##### Given data #####
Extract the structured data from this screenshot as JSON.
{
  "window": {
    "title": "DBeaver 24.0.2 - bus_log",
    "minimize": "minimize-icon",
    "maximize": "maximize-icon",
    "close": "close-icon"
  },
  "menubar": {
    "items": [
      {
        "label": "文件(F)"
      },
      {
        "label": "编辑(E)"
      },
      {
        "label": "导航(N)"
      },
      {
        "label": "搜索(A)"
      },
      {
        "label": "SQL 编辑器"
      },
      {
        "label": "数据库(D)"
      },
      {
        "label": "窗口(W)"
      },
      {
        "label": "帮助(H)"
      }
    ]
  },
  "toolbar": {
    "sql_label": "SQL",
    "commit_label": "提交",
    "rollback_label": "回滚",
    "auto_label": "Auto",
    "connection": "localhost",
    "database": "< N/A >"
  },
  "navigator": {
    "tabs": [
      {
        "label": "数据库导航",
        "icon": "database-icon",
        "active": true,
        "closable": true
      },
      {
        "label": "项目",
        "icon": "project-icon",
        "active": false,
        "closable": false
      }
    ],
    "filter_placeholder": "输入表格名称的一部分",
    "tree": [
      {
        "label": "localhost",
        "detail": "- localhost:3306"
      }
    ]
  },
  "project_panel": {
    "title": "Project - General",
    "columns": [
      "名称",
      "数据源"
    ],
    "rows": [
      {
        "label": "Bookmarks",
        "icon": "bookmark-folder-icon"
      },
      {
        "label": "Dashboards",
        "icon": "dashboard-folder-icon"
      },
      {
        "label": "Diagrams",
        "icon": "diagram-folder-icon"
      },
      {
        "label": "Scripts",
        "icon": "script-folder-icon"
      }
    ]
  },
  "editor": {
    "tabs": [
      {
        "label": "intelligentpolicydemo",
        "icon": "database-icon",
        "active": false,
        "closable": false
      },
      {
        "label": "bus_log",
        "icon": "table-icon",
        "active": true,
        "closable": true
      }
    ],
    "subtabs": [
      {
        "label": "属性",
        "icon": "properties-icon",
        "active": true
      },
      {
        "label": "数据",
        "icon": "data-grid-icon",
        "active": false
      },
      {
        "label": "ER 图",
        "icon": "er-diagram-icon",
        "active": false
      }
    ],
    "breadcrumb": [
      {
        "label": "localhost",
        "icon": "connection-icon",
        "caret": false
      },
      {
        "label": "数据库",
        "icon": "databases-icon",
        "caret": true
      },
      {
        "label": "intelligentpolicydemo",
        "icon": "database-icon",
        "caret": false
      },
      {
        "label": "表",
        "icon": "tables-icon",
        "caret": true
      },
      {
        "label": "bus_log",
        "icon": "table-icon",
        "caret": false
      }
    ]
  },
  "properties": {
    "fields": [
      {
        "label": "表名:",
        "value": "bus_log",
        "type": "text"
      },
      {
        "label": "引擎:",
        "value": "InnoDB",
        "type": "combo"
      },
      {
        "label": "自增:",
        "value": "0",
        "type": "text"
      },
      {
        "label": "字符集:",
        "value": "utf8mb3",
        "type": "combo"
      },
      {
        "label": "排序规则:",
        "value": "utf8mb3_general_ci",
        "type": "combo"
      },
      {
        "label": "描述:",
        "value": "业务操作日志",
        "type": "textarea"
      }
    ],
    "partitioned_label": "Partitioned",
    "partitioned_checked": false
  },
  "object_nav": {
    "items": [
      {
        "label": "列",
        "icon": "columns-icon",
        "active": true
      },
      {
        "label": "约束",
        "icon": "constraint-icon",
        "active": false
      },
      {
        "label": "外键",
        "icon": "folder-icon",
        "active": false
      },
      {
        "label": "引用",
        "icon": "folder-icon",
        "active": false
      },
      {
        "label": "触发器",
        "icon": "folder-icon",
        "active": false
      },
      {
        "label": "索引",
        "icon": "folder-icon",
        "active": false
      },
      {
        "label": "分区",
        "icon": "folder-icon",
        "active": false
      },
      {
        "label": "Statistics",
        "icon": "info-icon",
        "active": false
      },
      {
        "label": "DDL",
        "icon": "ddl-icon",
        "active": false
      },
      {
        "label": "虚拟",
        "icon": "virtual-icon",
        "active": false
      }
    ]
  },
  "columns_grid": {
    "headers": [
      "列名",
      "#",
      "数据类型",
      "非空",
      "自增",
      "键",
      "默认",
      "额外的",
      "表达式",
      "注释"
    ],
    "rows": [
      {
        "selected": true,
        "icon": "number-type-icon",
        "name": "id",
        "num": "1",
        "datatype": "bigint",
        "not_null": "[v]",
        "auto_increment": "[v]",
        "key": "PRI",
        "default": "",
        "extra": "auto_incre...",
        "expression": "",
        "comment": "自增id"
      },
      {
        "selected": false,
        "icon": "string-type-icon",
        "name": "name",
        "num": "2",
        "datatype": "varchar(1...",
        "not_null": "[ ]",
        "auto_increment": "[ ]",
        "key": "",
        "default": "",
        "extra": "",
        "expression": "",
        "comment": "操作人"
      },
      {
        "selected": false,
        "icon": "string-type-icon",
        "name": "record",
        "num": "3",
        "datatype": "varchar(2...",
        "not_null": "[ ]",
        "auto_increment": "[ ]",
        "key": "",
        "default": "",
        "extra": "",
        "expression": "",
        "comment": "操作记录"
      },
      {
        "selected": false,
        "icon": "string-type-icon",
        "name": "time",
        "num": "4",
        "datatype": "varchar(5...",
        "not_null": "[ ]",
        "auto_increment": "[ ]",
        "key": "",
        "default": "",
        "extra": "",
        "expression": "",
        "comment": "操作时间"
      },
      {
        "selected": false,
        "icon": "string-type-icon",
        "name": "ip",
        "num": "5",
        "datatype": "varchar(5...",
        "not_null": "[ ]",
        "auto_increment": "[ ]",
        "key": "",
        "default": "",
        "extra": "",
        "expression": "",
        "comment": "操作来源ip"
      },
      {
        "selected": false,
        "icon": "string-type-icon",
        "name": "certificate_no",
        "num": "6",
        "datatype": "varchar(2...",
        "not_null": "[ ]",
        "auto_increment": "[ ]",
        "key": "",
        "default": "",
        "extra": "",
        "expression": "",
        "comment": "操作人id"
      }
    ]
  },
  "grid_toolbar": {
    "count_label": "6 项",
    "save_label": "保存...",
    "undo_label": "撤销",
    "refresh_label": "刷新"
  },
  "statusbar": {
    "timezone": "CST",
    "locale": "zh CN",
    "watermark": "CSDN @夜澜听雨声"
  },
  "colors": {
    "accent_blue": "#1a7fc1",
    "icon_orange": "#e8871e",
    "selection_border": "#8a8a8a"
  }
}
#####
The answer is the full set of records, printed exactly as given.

• Result of the exercise:
Extract the structured data from this screenshot as JSON.
{
  "window": {
    "title": "DBeaver 24.0.2 - bus_log",
    "minimize": "minimize-icon",
    "maximize": "maximize-icon",
    "close": "close-icon"
  },
  "menubar": {
    "items": [
      {
        "label": "文件(F)"
      },
      {
        "label": "编辑(E)"
      },
      {
        "label": "导航(N)"
      },
      {
        "label": "搜索(A)"
      },
      {
        "label": "SQL 编辑器"
      },
      {
        "label": "数据库(D)"
      },
      {
        "label": "窗口(W)"
      },
      {
        "label": "帮助(H)"
      }
    ]
  },
  "toolbar": {
    "sql_label": "SQL",
    "commit_label": "提交",
    "rollback_label": "回滚",
    "auto_label": "Auto",
    "connection": "localhost",
    "database": "< N/A >"
  },
  "navigator": {
    "tabs": [
      {
        "label": "数据库导航",
        "icon": "database-icon",
        "active": true,
        "closable": true
      },
      {
        "label": "项目",
        "icon": "project-icon",
        "active": false,
        "closable": false
      }
    ],
    "filter_placeholder": "输入表格名称的一部分",
    "tree": [
      {
        "label": "localhost",
        "detail": "- localhost:3306"
      }
    ]
  },
  "project_panel": {
    "title": "Project - General",
    "columns": [
      "名称",
      "数据源"
    ],
    "rows": [
      {
        "label": "Bookmarks",
        "icon": "bookmark-folder-icon"
      },
      {
        "label": "Dashboards",
        "icon": "dashboard-folder-icon"
      },
      {
        "label": "Diagrams",
        "icon": "diagram-folder-icon"
      },
      {
        "label": "Scripts",
        "icon": "script-folder-icon"
      }
    ]
  },
  "editor": {
    "tabs": [
      {
        "label": "intelligentpolicydemo",
        "icon": "database-icon",
        "active": false,
        "closable": false
      },
      {
        "label": "bus_log",
        "icon": "table-icon",
        "active": true,
        "closable": true
      }
    ],
    "subtabs": [
      {
        "label": "属性",
        "icon": "properties-icon",
        "active": true
      },
      {
        "label": "数据",
        "icon": "data-grid-icon",
        "active": false
      },
      {
        "label": "ER 图",
        "icon": "er-diagram-icon",
        "active": false
      }
    ],
    "breadcrumb": [
      {
        "label": "localhost",
        "icon": "connection-icon",
        "caret": false
      },
      {
        "label": "数据库",
        "icon": "databases-icon",
        "caret": true
      },
      {
        "label": "intelligentpolicydemo",
        "icon": "database-icon",
        "caret": false
      },
      {
        "label": "表",
        "icon": "tables-icon",
        "caret": true
      },
      {
        "label": "bus_log",
        "icon": "table-icon",
        "caret": false
      }
    ]
  },
  "properties": {
    "fields": [
      {
        "label": "表名:",
        "value": "bus_log",
        "type": "text"
      },
      {
        "label": "引擎:",
        "value": "InnoDB",
        "type": "combo"
      },
      {
        "label": "自增:",
        "value": "0",
        "type": "text"
      },
      {
        "label": "字符集:",
        "value": "utf8mb3",
        "type": "combo"
      },
      {
        "label": "排序规则:",
        "value": "utf8mb3_general_ci",
        "type": "combo"
      },
      {
        "label": "描述:",
        "value": "业务操作日志",
        "type": "textarea"
      }
    ],
    "partitioned_label": "Partitioned",
    "partitioned_checked": false
  },
  "object_nav": {
    "items": [
      {
        "label": "列",
        "icon": "columns-icon",
        "active": true
      },
      {
        "label": "约束",
        "icon": "constraint-icon",
        "active": false
      },
      {
        "label": "外键",
        "icon": "folder-icon",
        "active": false
      },
      {
        "label": "引用",
        "icon": "folder-icon",
        "active": false
      },
      {
        "label": "触发器",
        "icon": "folder-icon",
        "active": false
      },
      {
        "label": "索引",
        "icon": "folder-icon",
        "active": false
      },
      {
        "label": "分区",
        "icon": "folder-icon",
        "active": false
      },
      {
        "label": "Statistics",
        "icon": "info-icon",
        "active": false
      },
      {
        "label": "DDL",
        "icon": "ddl-icon",
        "active": false
      },
      {
        "label": "虚拟",
        "icon": "virtual-icon",
        "active": false
      }
    ]
  },
  "columns_grid": {
    "headers": [
      "列名",
      "#",
      "数据类型",
      "非空",
      "自增",
      "键",
      "默认",
      "额外的",
      "表达式",
      "注释"
    ],
    "rows": [
      {
        "selected": true,
        "icon": "number-type-icon",
        "name": "id",
        "num": "1",
        "datatype": "bigint",
        "not_null": "[v]",
        "auto_increment": "[v]",
        "key": "PRI",
        "default": "",
        "extra": "auto_incre...",
        "expression": "",
        "comment": "自增id"
      },
      {
        "selected": false,
        "icon": "string-type-icon",
        "name": "name",
        "num": "2",
        "datatype": "varchar(1...",
        "not_null": "[ ]",
        "auto_increment": "[ ]",
        "key": "",
        "default": "",
        "extra": "",
        "expression": "",
        "comment": "操作人"
      },
      {
        "selected": false,
        "icon": "string-type-icon",
        "name": "record",
        "num": "3",
        "datatype": "varchar(2...",
        "not_null": "[ ]",
        "auto_increment": "[ ]",
        "key": "",
        "default": "",
        "extra": "",
        "expression": "",
        "comment": "操作记录"
      },
      {
        "selected": false,
        "icon": "string-type-icon",
        "name": "time",
        "num": "4",
        "datatype": "varchar(5...",
        "not_null": "[ ]",
        "auto_increment": "[ ]",
        "key": "",
        "default": "",
        "extra": "",
        "expression": "",
        "comment": "操作时间"
      },
      {
        "selected": false,
        "icon": "string-type-icon",
        "name": "ip",
        "num": "5",
        "datatype": "varchar(5...",
        "not_null": "[ ]",
        "auto_increment": "[ ]",
        "key": "",
        "default": "",
        "extra": "",
        "expression": "",
        "comment": "操作来源ip"
      },
      {
        "selected": false,
        "icon": "string-type-icon",
        "name": "certificate_no",
        "num": "6",
        "datatype": "varchar(2...",
        "not_null": "[ ]",
        "auto_increment": "[ ]",
        "key": "",
        "default": "",
        "extra": "",
        "expression": "",
        "comment": "操作人id"
      }
    ]
  },
  "grid_toolbar": {
    "count_label": "6 项",
    "save_label": "保存...",
    "undo_label": "撤销",
    "refresh_label": "刷新"
  },
  "statusbar": {
    "timezone": "CST",
    "locale": "zh CN",
    "watermark": "CSDN @夜澜听雨声"
  },
  "colors": {
    "accent_blue": "#1a7fc1",
    "icon_orange": "#e8871e",
    "selection_border": "#8a8a8a"
  }
}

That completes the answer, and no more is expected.